Filter the entries for the word "data". Copy each line in which it occurs.

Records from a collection
*****

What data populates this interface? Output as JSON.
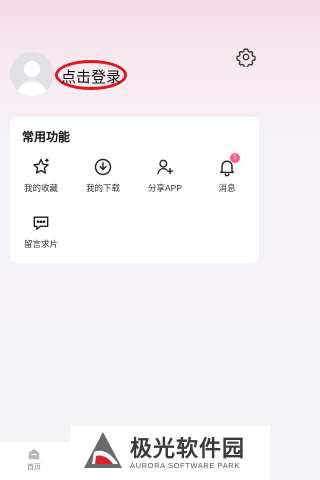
{
  "header": {
    "login_text": "点击登录",
    "settings_icon": "gear-icon",
    "avatar_icon": "user-avatar-placeholder"
  },
  "functions_card": {
    "title": "常用功能",
    "items": [
      {
        "label": "我的收藏",
        "icon": "star-sparkle-icon"
      },
      {
        "label": "我的下载",
        "icon": "download-circle-icon"
      },
      {
        "label": "分享APP",
        "icon": "add-user-icon"
      },
      {
        "label": "消息",
        "icon": "bell-icon",
        "badge": "1"
      },
      {
        "label": "留言求片",
        "icon": "message-bubble-icon"
      }
    ]
  },
  "tabbar": {
    "home_label": "首页",
    "home_icon": "home-icon"
  },
  "watermark": {
    "title": "极光软件园",
    "subtitle": "AURORA SOFTWARE PARK"
  },
  "colors": {
    "highlight_ellipse": "#e5141f",
    "badge": "#ff5a83",
    "card_background": "#ffffff"
  }
}
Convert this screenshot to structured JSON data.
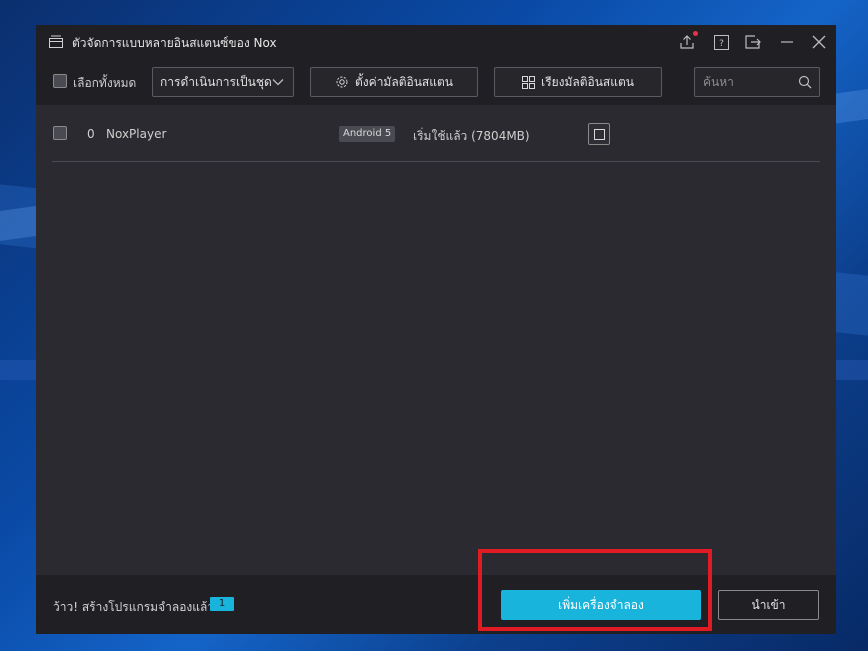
{
  "window": {
    "title": "ตัวจัดการแบบหลายอินสแตนซ์ของ Nox",
    "icons": [
      "multi-window-icon",
      "upload-icon",
      "help-icon",
      "export-icon",
      "minimize-icon",
      "close-icon"
    ],
    "notification_dot": true
  },
  "toolbar": {
    "select_all_label": "เลือกทั้งหมด",
    "batch_select_value": "การดำเนินการเป็นชุด",
    "settings_button": "ตั้งค่ามัลติอินสแตน",
    "arrange_button": "เรียงมัลติอินสแตน",
    "search_placeholder": "ค้นหา"
  },
  "instances": [
    {
      "index": "0",
      "name": "NoxPlayer",
      "android_version": "Android 5",
      "status": "เริ่มใช้แล้ว (7804MB)"
    }
  ],
  "footer": {
    "message": "ว้าว! สร้างโปรแกรมจำลองแล้ว:",
    "count": "1",
    "add_button": "เพิ่มเครื่องจำลอง",
    "import_button": "นำเข้า"
  },
  "colors": {
    "accent": "#18b4dc",
    "window_bg": "#2a2a30",
    "bar_bg": "#1f1f24",
    "highlight": "#e01b24",
    "notification": "#e5334a"
  }
}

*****

-- Solution to this exercise --
What data populates this interface? Output as JSON.
Convert this screenshot to structured JSON data.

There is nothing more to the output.